━━ Material to process ━━

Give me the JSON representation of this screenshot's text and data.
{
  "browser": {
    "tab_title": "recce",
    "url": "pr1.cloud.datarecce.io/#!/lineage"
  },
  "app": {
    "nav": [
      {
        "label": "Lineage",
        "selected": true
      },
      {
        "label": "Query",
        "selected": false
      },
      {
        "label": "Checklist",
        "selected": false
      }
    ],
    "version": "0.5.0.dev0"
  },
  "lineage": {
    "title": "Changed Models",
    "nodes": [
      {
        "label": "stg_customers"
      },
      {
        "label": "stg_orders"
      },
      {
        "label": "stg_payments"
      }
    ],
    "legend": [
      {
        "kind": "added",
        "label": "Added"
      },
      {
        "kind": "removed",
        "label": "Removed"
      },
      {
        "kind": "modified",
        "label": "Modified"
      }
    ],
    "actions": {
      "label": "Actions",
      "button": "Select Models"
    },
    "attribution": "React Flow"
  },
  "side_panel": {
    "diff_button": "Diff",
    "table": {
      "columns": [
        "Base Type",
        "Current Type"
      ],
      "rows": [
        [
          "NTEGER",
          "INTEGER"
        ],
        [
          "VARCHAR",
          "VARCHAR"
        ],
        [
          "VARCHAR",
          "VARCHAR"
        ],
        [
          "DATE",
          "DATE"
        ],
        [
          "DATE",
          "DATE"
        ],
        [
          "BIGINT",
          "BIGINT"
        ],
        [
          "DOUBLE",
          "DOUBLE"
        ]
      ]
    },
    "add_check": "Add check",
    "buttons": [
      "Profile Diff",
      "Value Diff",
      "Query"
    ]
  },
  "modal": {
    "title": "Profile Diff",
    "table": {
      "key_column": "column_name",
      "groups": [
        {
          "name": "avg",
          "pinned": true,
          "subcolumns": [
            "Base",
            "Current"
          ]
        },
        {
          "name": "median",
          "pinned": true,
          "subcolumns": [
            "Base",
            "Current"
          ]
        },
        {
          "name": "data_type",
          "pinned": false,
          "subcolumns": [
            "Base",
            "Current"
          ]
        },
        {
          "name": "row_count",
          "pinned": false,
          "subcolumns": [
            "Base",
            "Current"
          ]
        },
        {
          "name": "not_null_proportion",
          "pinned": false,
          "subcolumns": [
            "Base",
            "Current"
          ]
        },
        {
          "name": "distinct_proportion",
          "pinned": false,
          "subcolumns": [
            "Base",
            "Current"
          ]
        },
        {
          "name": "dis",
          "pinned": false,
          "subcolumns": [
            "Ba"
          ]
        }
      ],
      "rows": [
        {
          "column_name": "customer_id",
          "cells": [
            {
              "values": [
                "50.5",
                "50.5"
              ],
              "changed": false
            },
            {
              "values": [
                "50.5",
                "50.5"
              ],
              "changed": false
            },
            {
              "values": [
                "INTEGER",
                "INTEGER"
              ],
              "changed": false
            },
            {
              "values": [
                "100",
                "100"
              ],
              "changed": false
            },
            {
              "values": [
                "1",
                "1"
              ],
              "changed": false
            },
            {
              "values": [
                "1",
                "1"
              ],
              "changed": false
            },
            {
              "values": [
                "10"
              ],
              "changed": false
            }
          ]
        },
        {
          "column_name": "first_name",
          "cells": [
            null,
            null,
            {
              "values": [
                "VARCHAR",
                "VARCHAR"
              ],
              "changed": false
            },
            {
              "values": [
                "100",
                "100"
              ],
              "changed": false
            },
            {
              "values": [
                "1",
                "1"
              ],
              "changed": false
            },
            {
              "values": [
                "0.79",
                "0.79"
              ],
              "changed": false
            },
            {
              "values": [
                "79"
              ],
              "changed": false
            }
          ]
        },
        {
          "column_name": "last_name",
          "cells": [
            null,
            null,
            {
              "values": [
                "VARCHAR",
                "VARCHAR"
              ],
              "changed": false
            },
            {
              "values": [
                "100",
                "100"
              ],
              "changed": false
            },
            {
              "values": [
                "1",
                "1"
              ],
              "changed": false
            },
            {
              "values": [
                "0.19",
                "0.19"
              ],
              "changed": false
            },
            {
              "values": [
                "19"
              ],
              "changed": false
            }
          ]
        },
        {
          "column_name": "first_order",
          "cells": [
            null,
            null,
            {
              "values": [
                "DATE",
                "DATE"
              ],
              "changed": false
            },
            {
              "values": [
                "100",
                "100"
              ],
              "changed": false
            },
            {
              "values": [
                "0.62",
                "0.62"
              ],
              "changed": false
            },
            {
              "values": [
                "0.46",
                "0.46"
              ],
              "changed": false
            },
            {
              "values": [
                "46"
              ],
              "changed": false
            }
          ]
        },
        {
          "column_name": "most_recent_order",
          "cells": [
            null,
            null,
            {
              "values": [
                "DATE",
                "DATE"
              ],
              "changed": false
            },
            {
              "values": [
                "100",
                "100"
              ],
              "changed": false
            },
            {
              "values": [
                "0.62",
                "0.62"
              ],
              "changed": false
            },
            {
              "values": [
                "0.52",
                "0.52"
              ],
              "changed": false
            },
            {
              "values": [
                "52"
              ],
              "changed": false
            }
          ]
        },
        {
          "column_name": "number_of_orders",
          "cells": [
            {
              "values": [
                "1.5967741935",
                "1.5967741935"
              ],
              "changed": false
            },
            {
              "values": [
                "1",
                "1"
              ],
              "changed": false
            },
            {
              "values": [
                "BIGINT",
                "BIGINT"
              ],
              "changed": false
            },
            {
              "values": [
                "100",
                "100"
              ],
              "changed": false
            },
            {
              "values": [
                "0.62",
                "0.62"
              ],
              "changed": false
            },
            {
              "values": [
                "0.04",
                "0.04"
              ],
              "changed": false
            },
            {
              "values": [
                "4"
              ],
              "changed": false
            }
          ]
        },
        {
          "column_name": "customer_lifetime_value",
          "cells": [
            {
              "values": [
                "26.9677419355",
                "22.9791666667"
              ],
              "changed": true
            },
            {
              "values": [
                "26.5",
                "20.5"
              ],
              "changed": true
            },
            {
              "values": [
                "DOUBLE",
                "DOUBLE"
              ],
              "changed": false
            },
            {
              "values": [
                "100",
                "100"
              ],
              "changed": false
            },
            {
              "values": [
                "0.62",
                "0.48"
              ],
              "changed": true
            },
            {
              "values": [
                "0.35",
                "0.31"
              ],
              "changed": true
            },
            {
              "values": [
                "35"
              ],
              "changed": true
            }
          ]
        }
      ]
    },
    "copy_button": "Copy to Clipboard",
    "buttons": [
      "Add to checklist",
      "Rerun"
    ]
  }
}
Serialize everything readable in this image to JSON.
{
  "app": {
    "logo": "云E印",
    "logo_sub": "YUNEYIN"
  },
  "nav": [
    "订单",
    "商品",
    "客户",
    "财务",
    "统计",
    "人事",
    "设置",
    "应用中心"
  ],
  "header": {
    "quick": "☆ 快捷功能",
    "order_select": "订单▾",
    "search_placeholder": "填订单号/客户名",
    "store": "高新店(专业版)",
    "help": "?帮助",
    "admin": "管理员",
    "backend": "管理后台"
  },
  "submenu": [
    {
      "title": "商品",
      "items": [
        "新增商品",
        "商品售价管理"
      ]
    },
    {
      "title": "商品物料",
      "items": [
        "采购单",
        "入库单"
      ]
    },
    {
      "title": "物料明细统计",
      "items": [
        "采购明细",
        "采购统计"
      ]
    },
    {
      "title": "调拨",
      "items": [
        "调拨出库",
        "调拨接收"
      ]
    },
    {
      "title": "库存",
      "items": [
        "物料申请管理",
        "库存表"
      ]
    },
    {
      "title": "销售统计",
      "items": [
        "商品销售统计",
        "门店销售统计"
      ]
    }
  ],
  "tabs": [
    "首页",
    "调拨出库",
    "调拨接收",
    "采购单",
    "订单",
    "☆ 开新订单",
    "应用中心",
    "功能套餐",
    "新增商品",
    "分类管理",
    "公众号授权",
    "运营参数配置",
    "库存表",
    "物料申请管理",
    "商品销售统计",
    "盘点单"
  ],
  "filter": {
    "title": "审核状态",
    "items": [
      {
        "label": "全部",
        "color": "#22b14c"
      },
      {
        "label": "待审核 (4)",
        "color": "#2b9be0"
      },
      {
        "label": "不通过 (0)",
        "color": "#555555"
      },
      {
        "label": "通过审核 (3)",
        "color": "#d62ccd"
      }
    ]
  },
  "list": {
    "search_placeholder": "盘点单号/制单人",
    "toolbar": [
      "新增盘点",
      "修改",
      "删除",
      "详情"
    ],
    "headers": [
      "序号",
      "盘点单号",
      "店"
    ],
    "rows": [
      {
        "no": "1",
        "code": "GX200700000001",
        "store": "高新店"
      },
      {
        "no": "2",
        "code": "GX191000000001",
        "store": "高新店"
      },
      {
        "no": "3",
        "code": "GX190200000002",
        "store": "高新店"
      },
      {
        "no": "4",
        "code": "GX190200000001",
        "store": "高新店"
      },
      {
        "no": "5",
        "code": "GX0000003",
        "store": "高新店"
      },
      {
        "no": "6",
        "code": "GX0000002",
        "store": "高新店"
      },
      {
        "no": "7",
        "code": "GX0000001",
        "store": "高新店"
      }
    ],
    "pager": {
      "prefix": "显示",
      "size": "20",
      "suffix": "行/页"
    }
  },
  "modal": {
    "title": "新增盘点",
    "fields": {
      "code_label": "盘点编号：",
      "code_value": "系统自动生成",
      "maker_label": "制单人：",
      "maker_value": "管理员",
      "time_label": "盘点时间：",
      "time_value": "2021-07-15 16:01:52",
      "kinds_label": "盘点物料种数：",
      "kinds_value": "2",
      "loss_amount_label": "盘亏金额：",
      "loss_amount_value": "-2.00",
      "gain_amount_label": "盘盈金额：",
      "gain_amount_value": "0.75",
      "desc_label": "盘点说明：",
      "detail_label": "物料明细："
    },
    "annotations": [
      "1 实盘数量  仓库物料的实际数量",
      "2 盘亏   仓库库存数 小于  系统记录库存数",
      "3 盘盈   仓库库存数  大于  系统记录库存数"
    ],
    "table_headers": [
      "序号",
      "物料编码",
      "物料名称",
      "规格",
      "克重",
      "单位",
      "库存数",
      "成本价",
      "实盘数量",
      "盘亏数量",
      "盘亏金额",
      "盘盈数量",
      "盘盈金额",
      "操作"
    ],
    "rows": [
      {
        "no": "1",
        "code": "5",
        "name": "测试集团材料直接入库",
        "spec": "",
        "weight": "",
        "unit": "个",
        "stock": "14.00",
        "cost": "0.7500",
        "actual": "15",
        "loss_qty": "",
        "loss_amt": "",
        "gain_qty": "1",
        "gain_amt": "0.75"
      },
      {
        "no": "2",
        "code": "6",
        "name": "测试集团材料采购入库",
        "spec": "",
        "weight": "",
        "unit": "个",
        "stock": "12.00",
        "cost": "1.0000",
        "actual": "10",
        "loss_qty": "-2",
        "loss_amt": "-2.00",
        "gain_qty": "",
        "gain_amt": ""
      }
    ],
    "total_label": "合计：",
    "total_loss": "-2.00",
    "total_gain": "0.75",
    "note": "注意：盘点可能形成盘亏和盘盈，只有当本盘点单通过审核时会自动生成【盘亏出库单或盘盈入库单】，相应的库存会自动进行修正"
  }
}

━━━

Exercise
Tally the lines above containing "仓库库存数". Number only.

Solution for this problem
2